[Extracted data entries]
_ _ _ _ _

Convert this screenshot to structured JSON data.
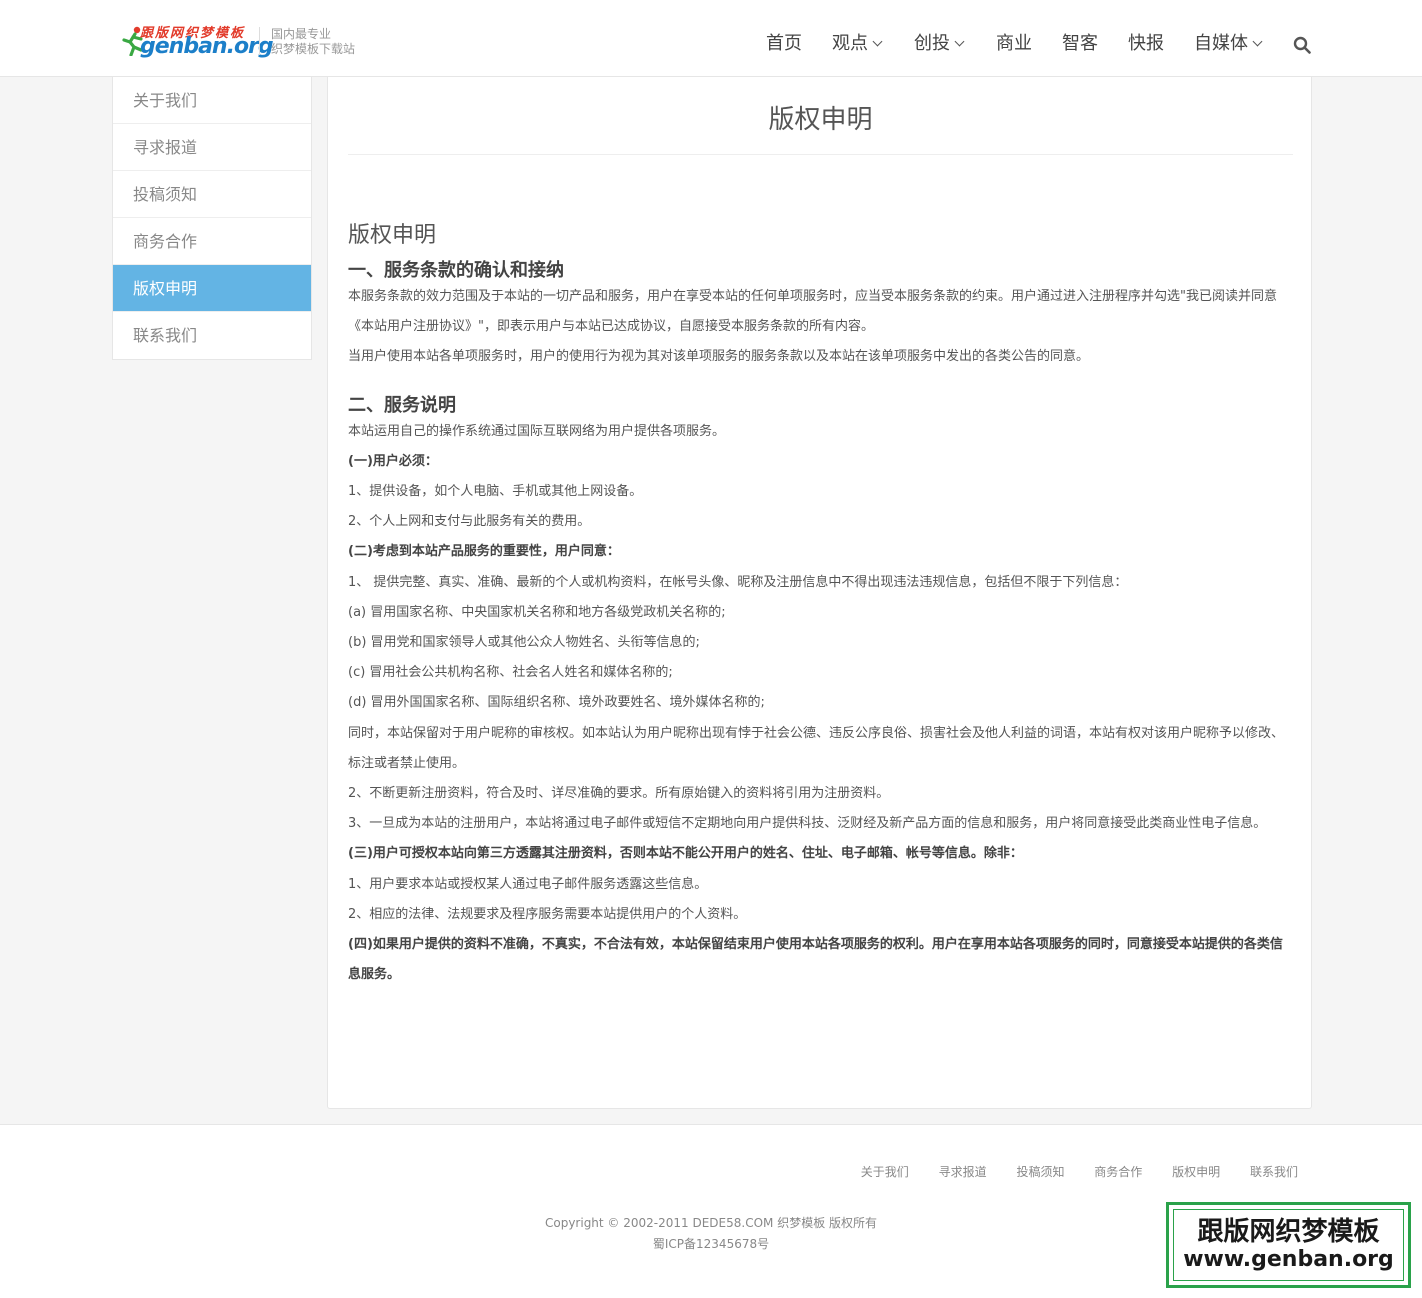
{
  "header": {
    "logo_top": "跟版网织梦模板",
    "logo_main": "genban.org",
    "slogan_line1": "国内最专业",
    "slogan_line2": "织梦模板下载站",
    "nav": [
      {
        "label": "首页",
        "dropdown": false
      },
      {
        "label": "观点",
        "dropdown": true
      },
      {
        "label": "创投",
        "dropdown": true
      },
      {
        "label": "商业",
        "dropdown": false
      },
      {
        "label": "智客",
        "dropdown": false
      },
      {
        "label": "快报",
        "dropdown": false
      },
      {
        "label": "自媒体",
        "dropdown": true
      }
    ]
  },
  "sidebar": {
    "items": [
      {
        "label": "关于我们"
      },
      {
        "label": "寻求报道"
      },
      {
        "label": "投稿须知"
      },
      {
        "label": "商务合作"
      },
      {
        "label": "版权申明"
      },
      {
        "label": "联系我们"
      }
    ],
    "active_index": 4,
    "active_color": "#63b4e4"
  },
  "article": {
    "title": "版权申明",
    "heading": "版权申明",
    "section1_title": "一、服务条款的确认和接纳",
    "section1_p1": "本服务条款的效力范围及于本站的一切产品和服务，用户在享受本站的任何单项服务时，应当受本服务条款的约束。用户通过进入注册程序并勾选\"我已阅读并同意《本站用户注册协议》\"，即表示用户与本站已达成协议，自愿接受本服务条款的所有内容。",
    "section1_p2": "当用户使用本站各单项服务时，用户的使用行为视为其对该单项服务的服务条款以及本站在该单项服务中发出的各类公告的同意。",
    "section2_title": "二、服务说明",
    "section2_intro": "本站运用自己的操作系统通过国际互联网络为用户提供各项服务。",
    "sub1_title": "(一)用户必须：",
    "sub1_p1": "1、提供设备，如个人电脑、手机或其他上网设备。",
    "sub1_p2": "2、个人上网和支付与此服务有关的费用。",
    "sub2_title": "(二)考虑到本站产品服务的重要性，用户同意：",
    "sub2_p1": "1、 提供完整、真实、准确、最新的个人或机构资料，在帐号头像、昵称及注册信息中不得出现违法违规信息，包括但不限于下列信息：",
    "sub2_a": "(a) 冒用国家名称、中央国家机关名称和地方各级党政机关名称的;",
    "sub2_b": "(b) 冒用党和国家领导人或其他公众人物姓名、头衔等信息的;",
    "sub2_c": "(c) 冒用社会公共机构名称、社会名人姓名和媒体名称的;",
    "sub2_d": "(d) 冒用外国国家名称、国际组织名称、境外政要姓名、境外媒体名称的;",
    "sub2_p2": "同时，本站保留对于用户昵称的审核权。如本站认为用户昵称出现有悖于社会公德、违反公序良俗、损害社会及他人利益的词语，本站有权对该用户昵称予以修改、标注或者禁止使用。",
    "sub2_p3": "2、不断更新注册资料，符合及时、详尽准确的要求。所有原始键入的资料将引用为注册资料。",
    "sub2_p4": "3、一旦成为本站的注册用户，本站将通过电子邮件或短信不定期地向用户提供科技、泛财经及新产品方面的信息和服务，用户将同意接受此类商业性电子信息。",
    "sub3_title": "(三)用户可授权本站向第三方透露其注册资料，否则本站不能公开用户的姓名、住址、电子邮箱、帐号等信息。除非：",
    "sub3_p1": "1、用户要求本站或授权某人通过电子邮件服务透露这些信息。",
    "sub3_p2": "2、相应的法律、法规要求及程序服务需要本站提供用户的个人资料。",
    "sub4_title": "(四)如果用户提供的资料不准确，不真实，不合法有效，本站保留结束用户使用本站各项服务的权利。用户在享用本站各项服务的同时，同意接受本站提供的各类信息服务。"
  },
  "footer": {
    "links": [
      {
        "label": "关于我们"
      },
      {
        "label": "寻求报道"
      },
      {
        "label": "投稿须知"
      },
      {
        "label": "商务合作"
      },
      {
        "label": "版权申明"
      },
      {
        "label": "联系我们"
      }
    ],
    "copyright": "Copyright © 2002-2011 DEDE58.COM 织梦模板 版权所有",
    "icp": "蜀ICP备12345678号"
  },
  "watermark": {
    "line1": "跟版网织梦模板",
    "line2": "www.genban.org",
    "border_color": "#2aa24a"
  }
}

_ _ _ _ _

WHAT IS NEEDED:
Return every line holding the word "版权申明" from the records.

OUTPUT OF THE TASK:
        "label": "版权申明"
    "title": "版权申明",
    "heading": "版权申明",
        "label": "版权申明"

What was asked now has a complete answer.